The fuel filler flap-actuating solenoid can fail, and there’s no back-up cable to allow the cover to be opened if this happens.
The Q30’s cabin is generally attractive, easy to use and made from high-quality materials, but in some places it’s not quite as upmarket as you might hope. Yet the seats are comfortable and the front ones have height adjustment, although headroom is compromised by the low roofline; those in the back seats are more likely to struggle with this. At 430 litres, the boot is generous for the class.
All Q30s need servicing every 12 months or 15,000 miles. The first check-up is pegged at £244, the second £362, the third £271, the fourth £599 and the fifth £368. The prices include fresh brake fluid every two years, but the coolant needs replacing every six years for £100.
The only engine with a cambelt is the 1.5-litre diesel; budget £600 to have this and the water pump replaced. Most parts costs given here are cut once a Q30 turns three; the front brake pads drop by £24, for example.
The Q30 has had eight recalls, five of them between December 2016 and January 2018 for faulty seatbelts or airbags. The sixth campaign came in October 2018 to address incorrect labelling on the engine’s control module; two months later, more Q30s were recalled due to faulty child safety locks on the rear doors.

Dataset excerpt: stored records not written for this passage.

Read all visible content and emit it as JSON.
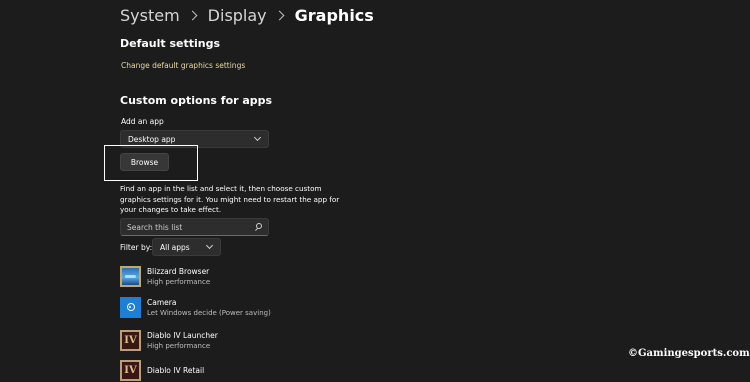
{
  "breadcrumb": {
    "items": [
      "System",
      "Display",
      "Graphics"
    ]
  },
  "default_settings": {
    "title": "Default settings",
    "link": "Change default graphics settings"
  },
  "custom_options": {
    "title": "Custom options for apps",
    "add_app_label": "Add an app",
    "app_type_selected": "Desktop app",
    "browse_label": "Browse",
    "description": "Find an app in the list and select it, then choose custom graphics settings for it. You might need to restart the app for your changes to take effect.",
    "search_placeholder": "Search this list",
    "filter_label": "Filter by:",
    "filter_selected": "All apps"
  },
  "apps": [
    {
      "name": "Blizzard Browser",
      "preference": "High performance",
      "icon": "blizzard-browser-icon"
    },
    {
      "name": "Camera",
      "preference": "Let Windows decide (Power saving)",
      "icon": "camera-icon"
    },
    {
      "name": "Diablo IV Launcher",
      "preference": "High performance",
      "icon": "diablo-iv-icon"
    },
    {
      "name": "Diablo IV Retail",
      "preference": "",
      "icon": "diablo-iv-icon"
    }
  ],
  "watermark": "©Gamingesports.com",
  "colors": {
    "background": "#1c1c1c",
    "link": "#e8d9a6",
    "control": "#2d2d2d",
    "highlight_box": "#ffffff"
  }
}
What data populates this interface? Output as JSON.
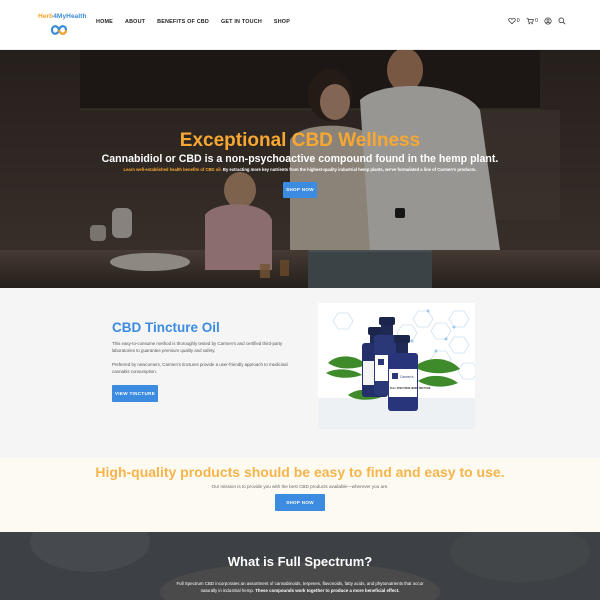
{
  "header": {
    "logo_text_orange": "Herb",
    "logo_text_blue": "4MyHealth",
    "nav": [
      "HOME",
      "ABOUT",
      "BENEFITS OF CBD",
      "GET IN TOUCH",
      "SHOP"
    ],
    "wishlist_count": "0",
    "cart_count": "0"
  },
  "hero": {
    "title": "Exceptional CBD Wellness",
    "subtitle": "Cannabidiol or CBD is a non-psychoactive compound found in the hemp plant.",
    "small_highlight": "Learn well-established health benefits of CBD oil.",
    "small_text": " By extracting more key nutrients from the highest-quality industrial hemp plants, we've formulated a line of Carmen's products.",
    "button": "SHOP NOW"
  },
  "tincture": {
    "title": "CBD Tincture Oil",
    "p1": "This easy-to-consume method is thoroughly tested by Carmen's and certified third-party laboratories to guarantee premium quality and safety.",
    "p2": "Preferred by newcomers, Carmen's tinctures provide a user-friendly approach to medicinal cannabis consumption.",
    "button": "VIEW TINCTURE",
    "bottle_brand": "Carmen's",
    "bottle_label": "FULL SPECTRUM HEMP TINCTURE"
  },
  "mission": {
    "title": "High-quality products should be easy to find and easy to use.",
    "subtitle": "Our mission is to provide you with the best CBD products available—wherever you are.",
    "button": "SHOP NOW"
  },
  "spectrum": {
    "title": "What is Full Spectrum?",
    "p_line1": "Full Spectrum CBD incorporates an assortment of cannabinoids, terpenes, flavonoids, fatty acids, and phytonutrients that occur",
    "p_line2a": "naturally in industrial hemp. ",
    "p_line2b": "These compounds work together to produce a more beneficial effect."
  },
  "colors": {
    "accent_blue": "#3b8be0",
    "accent_orange": "#f8a832"
  },
  "icons": [
    "heart-icon",
    "cart-icon",
    "user-icon",
    "search-icon"
  ]
}
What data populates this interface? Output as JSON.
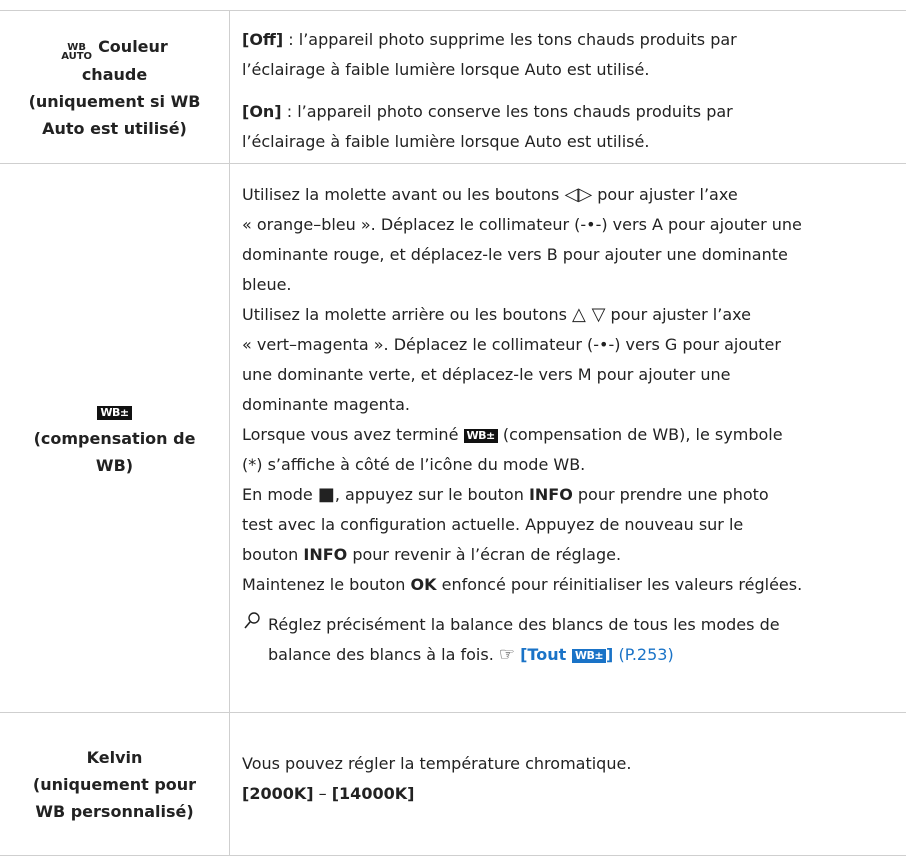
{
  "rows": [
    {
      "left": {
        "icon": "wb-auto-icon",
        "icon_top": "WB",
        "icon_bottom": "AUTO",
        "title_line1": "Couleur",
        "title_line2": "chaude",
        "title_line3": "(uniquement si WB",
        "title_line4": "Auto est utilisé)"
      },
      "right": {
        "off_label": "[Off]",
        "off_text_line1": " : l’appareil photo supprime les tons chauds produits par",
        "off_text_line2": "l’éclairage à faible lumière lorsque Auto est utilisé.",
        "on_label": "[On]",
        "on_text_line1": " : l’appareil photo conserve les tons chauds produits par",
        "on_text_line2": "l’éclairage à faible lumière lorsque Auto est utilisé."
      }
    },
    {
      "left": {
        "icon": "wb-compensation-icon",
        "icon_text": "WB±",
        "title_line1": "(compensation de",
        "title_line2": "WB)"
      },
      "right": {
        "l1a": "Utilisez la molette avant ou les boutons ",
        "lr_arrows": "◁▷",
        "l1b": " pour ajuster l’axe",
        "l2": "« orange–bleu ». Déplacez le collimateur (-•-) vers A pour ajouter une",
        "l3": "dominante rouge, et déplacez-le vers B pour ajouter une dominante",
        "l4": "bleue.",
        "l5a": "Utilisez la molette arrière ou les boutons ",
        "ud_arrows": "△ ▽",
        "l5b": " pour ajuster l’axe",
        "l6": "« vert–magenta ». Déplacez le collimateur (-•-) vers G pour ajouter",
        "l7": "une dominante verte, et déplacez-le vers M pour ajouter une",
        "l8": "dominante magenta.",
        "l9a": "Lorsque vous avez terminé ",
        "l9b": " (compensation de WB), le symbole",
        "l10": "(*) s’affiche à côté de l’icône du mode WB.",
        "l11a": "En mode ",
        "camera_icon": "■",
        "l11b": ", appuyez sur le bouton ",
        "info1": "INFO",
        "l11c": " pour prendre une photo",
        "l12": "test avec la configuration actuelle. Appuyez de nouveau sur le",
        "l13a": "bouton ",
        "info2": "INFO",
        "l13b": " pour revenir à l’écran de réglage.",
        "l14a": "Maintenez le bouton ",
        "ok": "OK",
        "l14b": " enfoncé pour réinitialiser les valeurs réglées.",
        "tip_icon": "tip-icon",
        "tip_line1": "Réglez précisément la balance des blancs de tous les modes de",
        "tip_line2a": "balance des blancs à la fois. ",
        "ref_icon": "☞",
        "tip_link_a": "[Tout ",
        "tip_link_b": "]",
        "tip_page": " (P.253)"
      }
    },
    {
      "left": {
        "title_line1": "Kelvin",
        "title_line2": "(uniquement pour",
        "title_line3": "WB personnalisé)"
      },
      "right": {
        "line1": "Vous pouvez régler la température chromatique.",
        "range_a": "[2000K]",
        "range_sep": " – ",
        "range_b": "[14000K]"
      }
    }
  ]
}
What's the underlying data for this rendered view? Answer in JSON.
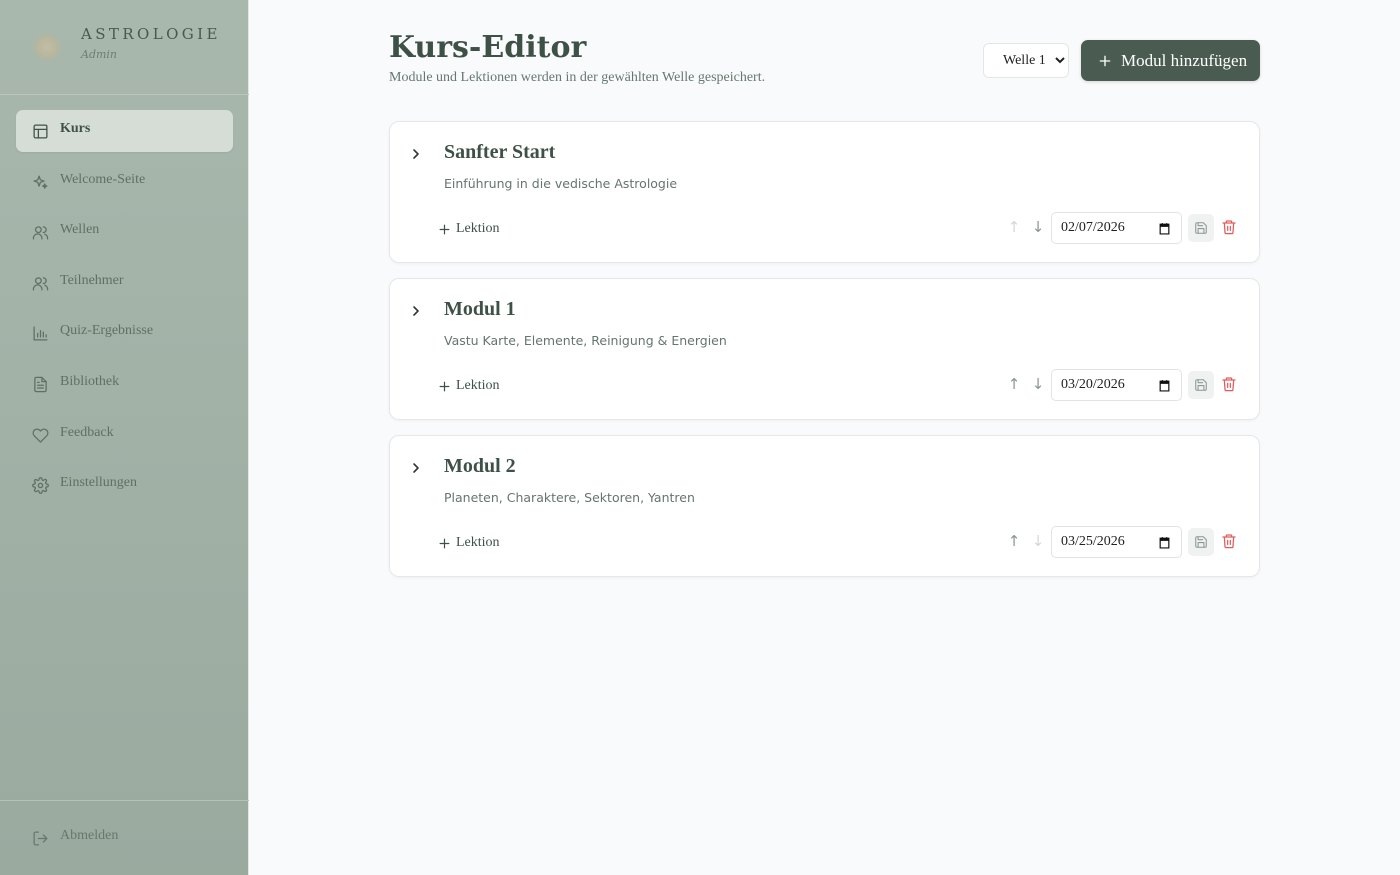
{
  "brand": {
    "title": "ASTROLOGIE",
    "subtitle": "Admin"
  },
  "sidebar": {
    "items": [
      {
        "label": "Kurs",
        "icon": "layout-icon",
        "active": true
      },
      {
        "label": "Welcome-Seite",
        "icon": "sparkles-icon"
      },
      {
        "label": "Wellen",
        "icon": "users-icon"
      },
      {
        "label": "Teilnehmer",
        "icon": "users-icon"
      },
      {
        "label": "Quiz-Ergebnisse",
        "icon": "bar-chart-icon"
      },
      {
        "label": "Bibliothek",
        "icon": "document-icon"
      },
      {
        "label": "Feedback",
        "icon": "heart-icon"
      },
      {
        "label": "Einstellungen",
        "icon": "gear-icon"
      }
    ],
    "logout_label": "Abmelden"
  },
  "header": {
    "title": "Kurs-Editor",
    "subtitle": "Module und Lektionen werden in der gewählten Welle gespeichert.",
    "wave_selected": "Welle 1",
    "add_module_label": "Modul hinzufügen"
  },
  "modules": [
    {
      "title": "Sanfter Start",
      "description": "Einführung in die vedische Astrologie",
      "add_lesson_label": "Lektion",
      "date": "02/07/2026",
      "up_enabled": false,
      "down_enabled": true
    },
    {
      "title": "Modul 1",
      "description": "Vastu Karte, Elemente, Reinigung & Energien",
      "add_lesson_label": "Lektion",
      "date": "03/20/2026",
      "up_enabled": true,
      "down_enabled": true
    },
    {
      "title": "Modul 2",
      "description": "Planeten, Charaktere, Sektoren, Yantren",
      "add_lesson_label": "Lektion",
      "date": "03/25/2026",
      "up_enabled": true,
      "down_enabled": false
    }
  ],
  "colors": {
    "accent": "#4a5c52",
    "danger": "#e25c5c",
    "sidebar": "#a3b2a7"
  }
}
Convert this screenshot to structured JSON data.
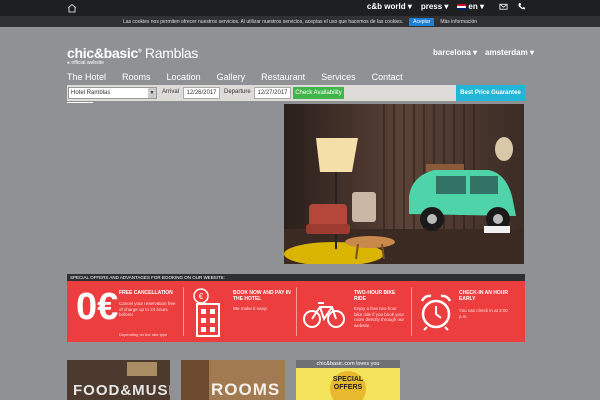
{
  "topbar": {
    "links": [
      {
        "label": "c&b world ▾"
      },
      {
        "label": "press ▾"
      },
      {
        "label": "en ▾"
      }
    ]
  },
  "cookie": {
    "message": "Las cookies nos permiten ofrecer nuestros servicios. Al utilizar nuestros servicios, aceptas el uso que hacemos de las cookies.",
    "accept_label": "Aceptar",
    "more_label": "Más información"
  },
  "brand": {
    "logo_main": "chic&basic",
    "logo_sub": "Ramblas",
    "tagline": "official website"
  },
  "cities": [
    {
      "label": "barcelona ▾"
    },
    {
      "label": "amsterdam ▾"
    }
  ],
  "nav": [
    {
      "label": "The Hotel"
    },
    {
      "label": "Rooms"
    },
    {
      "label": "Location"
    },
    {
      "label": "Gallery"
    },
    {
      "label": "Restaurant"
    },
    {
      "label": "Services"
    },
    {
      "label": "Contact"
    }
  ],
  "booking": {
    "hotel_value": "Hotel Ramblas",
    "arrival_label": "Arrival",
    "arrival_value": "12/26/2017",
    "departure_label": "Departure",
    "departure_value": "12/27/2017",
    "check_label": "Check Availability",
    "best_price_label": "Best Price Guarantee"
  },
  "offers": {
    "header": "SPECIAL OFFERS AND ADVANTAGES FOR BOOKING ON OUR WEBSITE:",
    "items": [
      {
        "title": "FREE CANCELLATION",
        "desc": "Cancel your reservation free of charge up to 24 hours before!",
        "note": "Depending on the rate type",
        "icon_text": "0€"
      },
      {
        "title": "BOOK NOW AND PAY IN THE HOTEL",
        "desc": "We make it easy!"
      },
      {
        "title": "TWO-HOUR BIKE RIDE",
        "desc": "Enjoy a free two-hour bike ride if you book your room directly through our website."
      },
      {
        "title": "CHECK-IN AN HOUR EARLY",
        "desc": "You can check in at 2:00 p.m."
      }
    ]
  },
  "tiles": [
    {
      "label": "FOOD&MUSIC"
    },
    {
      "label": "ROOMS"
    },
    {
      "header": "chic&basic.com loves you",
      "label": "SPECIAL OFFERS"
    }
  ],
  "colors": {
    "background": "#8f9195",
    "offers_red": "#ec3e3e",
    "accent_blue": "#22b7d6",
    "check_green": "#3fb54a"
  }
}
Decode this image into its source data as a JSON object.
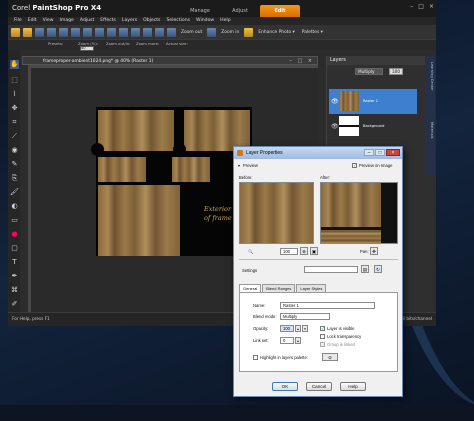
{
  "app": {
    "brand": "Corel",
    "product": "PaintShop Pro X4",
    "workspace_tabs": [
      "Manage",
      "Adjust",
      "Edit"
    ],
    "active_tab": "Edit",
    "window_controls": [
      "–",
      "□",
      "×"
    ]
  },
  "menu": [
    "File",
    "Edit",
    "View",
    "Image",
    "Adjust",
    "Effects",
    "Layers",
    "Objects",
    "Selections",
    "Window",
    "Help"
  ],
  "toolbar": {
    "zoom_out": "Zoom out",
    "zoom_in": "Zoom in",
    "enhance_photo": "Enhance Photo ▾",
    "palettes": "Palettes ▾"
  },
  "optionbar": {
    "labels": [
      "Presets:",
      "Zoom (%):",
      "Zoom out/in:",
      "Zoom more:",
      "Actual size:"
    ],
    "zoom_value": "40"
  },
  "document": {
    "title": "frameproper-ambient1024.png* @ 40% (Raster 1)",
    "doc_buttons": "– □ ×",
    "caption_line1": "Exterior",
    "caption_line2": "of frame"
  },
  "layers_panel": {
    "title": "Layers",
    "blend": "Multiply",
    "opacity": "100",
    "layers": [
      {
        "name": "Raster 1",
        "selected": true
      },
      {
        "name": "Background",
        "selected": false
      }
    ],
    "side_tabs": [
      "Learning Center",
      "Materials"
    ]
  },
  "status": {
    "left": "For Help, press F1",
    "right": "Raster 1: Image 8x: 1024 x 1024 x RGB - 8 bits/channel"
  },
  "dialog": {
    "title": "Layer Properties",
    "preview_label": "Preview",
    "preview_on_image": "Preview on Image",
    "before": "Before:",
    "after": "After:",
    "zoom_value": "100",
    "pan_label": "Pan:",
    "settings_label": "Settings",
    "tabs": [
      "General",
      "Blend Ranges",
      "Layer Styles"
    ],
    "active_tab": "General",
    "name_label": "Name:",
    "name_value": "Raster 1",
    "blend_label": "Blend mode:",
    "blend_value": "Multiply",
    "opacity_label": "Opacity:",
    "opacity_value": "100",
    "visible": "Layer is visible",
    "lock": "Lock transparency",
    "group": "Group is linked",
    "link_label": "Link set:",
    "link_value": "0",
    "highlight": "Highlight in layers palette:",
    "ok": "OK",
    "cancel": "Cancel",
    "help": "Help"
  }
}
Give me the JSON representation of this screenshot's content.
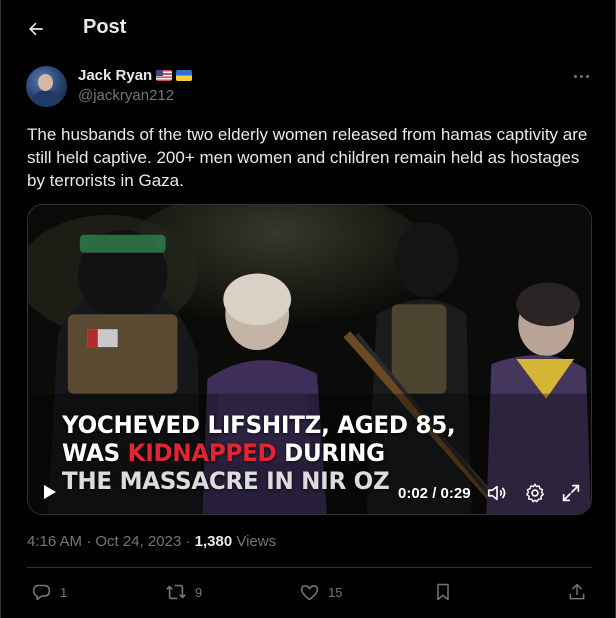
{
  "header": {
    "title": "Post",
    "back_icon": "arrow-left-icon"
  },
  "author": {
    "name": "Jack Ryan",
    "handle": "@jackryan212",
    "badges": [
      "us-flag-icon",
      "ukraine-flag-icon"
    ]
  },
  "tweet": {
    "text": "The husbands of the two elderly women released from hamas captivity are still held captive. 200+ men women and children remain held as hostages by terrorists in Gaza."
  },
  "video": {
    "caption_line1": "YOCHEVED LIFSHITZ, AGED 85,",
    "caption_line2_pre": "WAS ",
    "caption_line2_red": "KIDNAPPED",
    "caption_line2_post": " DURING",
    "caption_line3": "THE MASSACRE IN NIR OZ",
    "time": "0:02 / 0:29",
    "accent_red": "#e3252f"
  },
  "meta": {
    "time": "4:16 AM",
    "separator": "·",
    "date": "Oct 24, 2023",
    "views_count": "1,380",
    "views_label": " Views"
  },
  "actions": {
    "replies": "1",
    "reposts": "9",
    "likes": "15"
  },
  "colors": {
    "background": "#000000",
    "text": "#e7e9ea",
    "secondary": "#71767b",
    "border": "#2f3336"
  }
}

A January 2019 action was for faulty gearshift indicator software.
Driver Power owner satisfaction
Infiniti is a niche seller in the UK, so it hasn’t appeared in our Driver Power surveys, but a handful of owners have reviewed their Q30s on Carbuyer.co.uk with an average score of four out of five. The general themes are that the model offers good value, decent comfort and kit levels – although one owner criticises his Q30 for its poor gearbox, noisy engine and disappointing interior.